> **To do**
Only lines holding "have" are wanted; copy each of them from the records below.
—————
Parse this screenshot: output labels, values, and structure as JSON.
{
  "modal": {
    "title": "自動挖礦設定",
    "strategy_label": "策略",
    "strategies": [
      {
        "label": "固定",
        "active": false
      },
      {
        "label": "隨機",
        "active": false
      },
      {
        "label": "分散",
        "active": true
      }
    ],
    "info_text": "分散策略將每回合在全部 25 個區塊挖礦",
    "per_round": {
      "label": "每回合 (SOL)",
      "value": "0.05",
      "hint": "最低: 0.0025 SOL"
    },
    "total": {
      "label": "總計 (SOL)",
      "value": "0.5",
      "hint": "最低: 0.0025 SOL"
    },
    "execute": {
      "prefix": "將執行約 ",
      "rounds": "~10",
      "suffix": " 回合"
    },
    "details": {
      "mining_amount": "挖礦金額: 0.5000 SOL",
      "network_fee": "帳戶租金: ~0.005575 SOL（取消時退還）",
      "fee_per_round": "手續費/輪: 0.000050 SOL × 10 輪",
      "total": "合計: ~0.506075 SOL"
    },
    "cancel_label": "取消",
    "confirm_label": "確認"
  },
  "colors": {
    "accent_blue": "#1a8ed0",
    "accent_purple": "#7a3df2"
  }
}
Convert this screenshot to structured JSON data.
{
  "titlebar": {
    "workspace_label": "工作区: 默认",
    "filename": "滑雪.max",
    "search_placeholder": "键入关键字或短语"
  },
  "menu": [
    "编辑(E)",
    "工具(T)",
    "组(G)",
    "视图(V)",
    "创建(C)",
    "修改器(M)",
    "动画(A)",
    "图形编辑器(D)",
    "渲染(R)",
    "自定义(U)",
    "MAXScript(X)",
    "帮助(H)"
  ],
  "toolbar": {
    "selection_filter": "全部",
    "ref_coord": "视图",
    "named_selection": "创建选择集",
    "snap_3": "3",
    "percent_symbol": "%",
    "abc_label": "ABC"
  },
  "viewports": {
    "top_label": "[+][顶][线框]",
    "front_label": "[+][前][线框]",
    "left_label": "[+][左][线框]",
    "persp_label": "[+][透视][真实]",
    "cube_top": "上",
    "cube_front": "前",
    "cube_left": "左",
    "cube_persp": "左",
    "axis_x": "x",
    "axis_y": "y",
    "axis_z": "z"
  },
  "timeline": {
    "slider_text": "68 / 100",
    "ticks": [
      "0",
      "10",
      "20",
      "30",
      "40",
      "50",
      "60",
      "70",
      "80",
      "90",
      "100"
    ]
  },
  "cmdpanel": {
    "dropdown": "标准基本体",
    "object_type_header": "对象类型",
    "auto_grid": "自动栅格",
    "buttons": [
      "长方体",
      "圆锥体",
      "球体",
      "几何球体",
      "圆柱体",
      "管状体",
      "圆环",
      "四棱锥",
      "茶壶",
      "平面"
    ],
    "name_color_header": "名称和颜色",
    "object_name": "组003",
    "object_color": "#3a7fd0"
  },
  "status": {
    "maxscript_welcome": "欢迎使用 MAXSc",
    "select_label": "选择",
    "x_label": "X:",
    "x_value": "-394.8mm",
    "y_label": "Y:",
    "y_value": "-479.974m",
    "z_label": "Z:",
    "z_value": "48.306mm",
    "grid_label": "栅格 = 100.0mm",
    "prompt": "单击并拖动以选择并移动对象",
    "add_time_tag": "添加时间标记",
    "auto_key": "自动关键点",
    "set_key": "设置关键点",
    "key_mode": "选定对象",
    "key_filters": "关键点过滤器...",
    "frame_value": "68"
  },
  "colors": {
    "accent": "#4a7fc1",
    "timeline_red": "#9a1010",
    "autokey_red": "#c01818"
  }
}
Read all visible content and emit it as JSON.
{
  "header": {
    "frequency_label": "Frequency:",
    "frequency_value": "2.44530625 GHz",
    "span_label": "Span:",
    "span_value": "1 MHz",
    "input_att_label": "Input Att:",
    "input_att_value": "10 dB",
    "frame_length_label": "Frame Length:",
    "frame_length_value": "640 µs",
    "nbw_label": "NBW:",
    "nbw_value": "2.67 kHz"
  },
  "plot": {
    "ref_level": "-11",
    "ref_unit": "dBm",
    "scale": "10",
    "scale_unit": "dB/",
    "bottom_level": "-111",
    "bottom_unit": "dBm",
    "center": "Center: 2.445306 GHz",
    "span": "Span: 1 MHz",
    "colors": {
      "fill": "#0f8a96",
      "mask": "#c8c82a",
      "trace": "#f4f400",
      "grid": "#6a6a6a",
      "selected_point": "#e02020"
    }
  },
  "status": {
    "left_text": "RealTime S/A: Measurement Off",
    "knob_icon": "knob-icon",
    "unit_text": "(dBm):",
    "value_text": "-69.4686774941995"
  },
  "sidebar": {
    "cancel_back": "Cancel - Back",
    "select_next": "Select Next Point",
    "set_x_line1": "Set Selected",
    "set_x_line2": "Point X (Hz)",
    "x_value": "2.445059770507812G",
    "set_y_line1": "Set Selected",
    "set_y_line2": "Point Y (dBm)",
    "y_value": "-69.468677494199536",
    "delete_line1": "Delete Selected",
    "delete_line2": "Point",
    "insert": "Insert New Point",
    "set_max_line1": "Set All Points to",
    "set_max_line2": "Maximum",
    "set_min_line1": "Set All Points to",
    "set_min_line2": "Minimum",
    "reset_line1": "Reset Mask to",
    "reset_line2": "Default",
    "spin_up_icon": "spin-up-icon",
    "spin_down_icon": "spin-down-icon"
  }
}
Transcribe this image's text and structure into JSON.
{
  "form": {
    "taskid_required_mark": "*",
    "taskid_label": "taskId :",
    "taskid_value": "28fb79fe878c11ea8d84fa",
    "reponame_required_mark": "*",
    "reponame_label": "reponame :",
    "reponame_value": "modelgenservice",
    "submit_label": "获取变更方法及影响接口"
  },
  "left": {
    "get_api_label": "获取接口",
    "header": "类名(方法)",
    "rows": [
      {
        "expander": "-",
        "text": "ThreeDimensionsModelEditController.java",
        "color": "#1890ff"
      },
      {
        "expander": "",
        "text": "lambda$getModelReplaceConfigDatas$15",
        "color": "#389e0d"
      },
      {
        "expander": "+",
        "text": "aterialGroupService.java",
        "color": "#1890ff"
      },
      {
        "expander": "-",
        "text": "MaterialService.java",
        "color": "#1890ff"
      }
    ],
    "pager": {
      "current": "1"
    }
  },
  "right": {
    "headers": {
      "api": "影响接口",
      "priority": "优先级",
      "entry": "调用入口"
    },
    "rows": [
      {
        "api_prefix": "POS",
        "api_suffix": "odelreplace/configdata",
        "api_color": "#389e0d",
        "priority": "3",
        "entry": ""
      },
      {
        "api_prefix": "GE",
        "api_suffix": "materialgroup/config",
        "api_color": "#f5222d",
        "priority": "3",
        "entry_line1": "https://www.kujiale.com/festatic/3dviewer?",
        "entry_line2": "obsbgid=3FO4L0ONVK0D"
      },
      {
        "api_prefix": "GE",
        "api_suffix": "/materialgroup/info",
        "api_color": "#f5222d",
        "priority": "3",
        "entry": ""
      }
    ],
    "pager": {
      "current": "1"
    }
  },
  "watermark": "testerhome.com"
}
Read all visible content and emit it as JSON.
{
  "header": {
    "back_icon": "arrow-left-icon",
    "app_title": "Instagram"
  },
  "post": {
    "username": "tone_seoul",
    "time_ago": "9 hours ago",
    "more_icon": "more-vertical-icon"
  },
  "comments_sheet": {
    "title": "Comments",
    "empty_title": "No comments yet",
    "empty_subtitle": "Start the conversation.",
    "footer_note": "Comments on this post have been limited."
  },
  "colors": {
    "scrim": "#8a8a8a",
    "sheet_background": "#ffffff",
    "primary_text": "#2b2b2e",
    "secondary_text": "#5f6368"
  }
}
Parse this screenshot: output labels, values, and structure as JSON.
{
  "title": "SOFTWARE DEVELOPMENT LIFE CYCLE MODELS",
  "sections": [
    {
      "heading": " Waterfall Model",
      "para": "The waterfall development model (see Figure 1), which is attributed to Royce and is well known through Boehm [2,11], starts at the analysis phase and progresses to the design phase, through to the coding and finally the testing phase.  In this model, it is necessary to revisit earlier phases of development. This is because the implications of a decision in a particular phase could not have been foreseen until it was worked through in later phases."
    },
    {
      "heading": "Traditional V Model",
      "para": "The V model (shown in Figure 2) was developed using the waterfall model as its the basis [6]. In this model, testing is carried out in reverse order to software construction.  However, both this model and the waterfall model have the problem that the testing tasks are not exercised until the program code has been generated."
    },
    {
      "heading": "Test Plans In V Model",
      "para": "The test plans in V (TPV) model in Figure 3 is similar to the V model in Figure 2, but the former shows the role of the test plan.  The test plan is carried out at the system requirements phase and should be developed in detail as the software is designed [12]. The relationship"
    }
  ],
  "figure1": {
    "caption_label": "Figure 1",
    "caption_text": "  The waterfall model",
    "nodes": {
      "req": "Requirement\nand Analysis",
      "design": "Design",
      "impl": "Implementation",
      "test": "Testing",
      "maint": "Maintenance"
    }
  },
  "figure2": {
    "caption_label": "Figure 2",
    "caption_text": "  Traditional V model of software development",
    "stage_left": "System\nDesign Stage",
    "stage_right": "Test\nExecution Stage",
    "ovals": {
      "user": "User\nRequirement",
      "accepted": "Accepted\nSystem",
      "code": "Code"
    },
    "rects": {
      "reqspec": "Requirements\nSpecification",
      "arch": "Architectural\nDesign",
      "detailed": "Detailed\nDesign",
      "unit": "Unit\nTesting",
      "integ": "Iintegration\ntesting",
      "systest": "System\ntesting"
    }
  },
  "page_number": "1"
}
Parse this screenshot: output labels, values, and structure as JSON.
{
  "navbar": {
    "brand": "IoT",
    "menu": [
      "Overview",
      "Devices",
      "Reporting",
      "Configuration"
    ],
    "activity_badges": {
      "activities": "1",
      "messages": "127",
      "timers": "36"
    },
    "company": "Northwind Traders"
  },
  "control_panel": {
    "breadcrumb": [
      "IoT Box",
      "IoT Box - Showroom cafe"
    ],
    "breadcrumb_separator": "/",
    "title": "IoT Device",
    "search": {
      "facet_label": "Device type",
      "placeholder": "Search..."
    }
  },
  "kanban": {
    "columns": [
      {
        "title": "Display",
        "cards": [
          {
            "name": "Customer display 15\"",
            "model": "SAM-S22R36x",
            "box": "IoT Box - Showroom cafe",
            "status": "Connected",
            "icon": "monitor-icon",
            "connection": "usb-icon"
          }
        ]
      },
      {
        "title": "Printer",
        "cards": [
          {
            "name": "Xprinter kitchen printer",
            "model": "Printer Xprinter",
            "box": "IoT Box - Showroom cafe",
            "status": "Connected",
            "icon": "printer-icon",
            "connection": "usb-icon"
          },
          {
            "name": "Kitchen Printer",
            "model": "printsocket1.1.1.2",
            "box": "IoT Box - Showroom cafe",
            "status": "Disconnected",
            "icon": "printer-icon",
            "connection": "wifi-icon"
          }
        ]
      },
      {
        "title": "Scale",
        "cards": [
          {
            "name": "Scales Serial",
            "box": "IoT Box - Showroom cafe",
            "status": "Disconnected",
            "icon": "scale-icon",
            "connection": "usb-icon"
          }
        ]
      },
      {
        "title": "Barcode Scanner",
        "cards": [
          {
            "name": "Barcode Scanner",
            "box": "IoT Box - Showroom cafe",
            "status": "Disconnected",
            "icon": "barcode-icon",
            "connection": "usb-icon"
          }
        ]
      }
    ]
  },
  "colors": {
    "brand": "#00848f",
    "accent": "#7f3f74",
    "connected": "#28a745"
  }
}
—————
> **Finished task**
    "footer_note": "Comments on this post have been limited."
      "para": "The waterfall development model (see Figure 1), which is attributed to Royce and is well known through Boehm [2,11], starts at the analysis phase and progresses to the design phase, through to the coding and finally the testing phase.  In this model, it is necessary to revisit earlier phases of development. This is because the implications of a decision in a particular phase could not have been foreseen until it was worked through in later phases."
      "para": "The V model (shown in Figure 2) was developed using the waterfall model as its the basis [6]. In this model, testing is carried out in reverse order to software construction.  However, both this model and the waterfall model have the problem that the testing tasks are not exercised until the program code has been generated."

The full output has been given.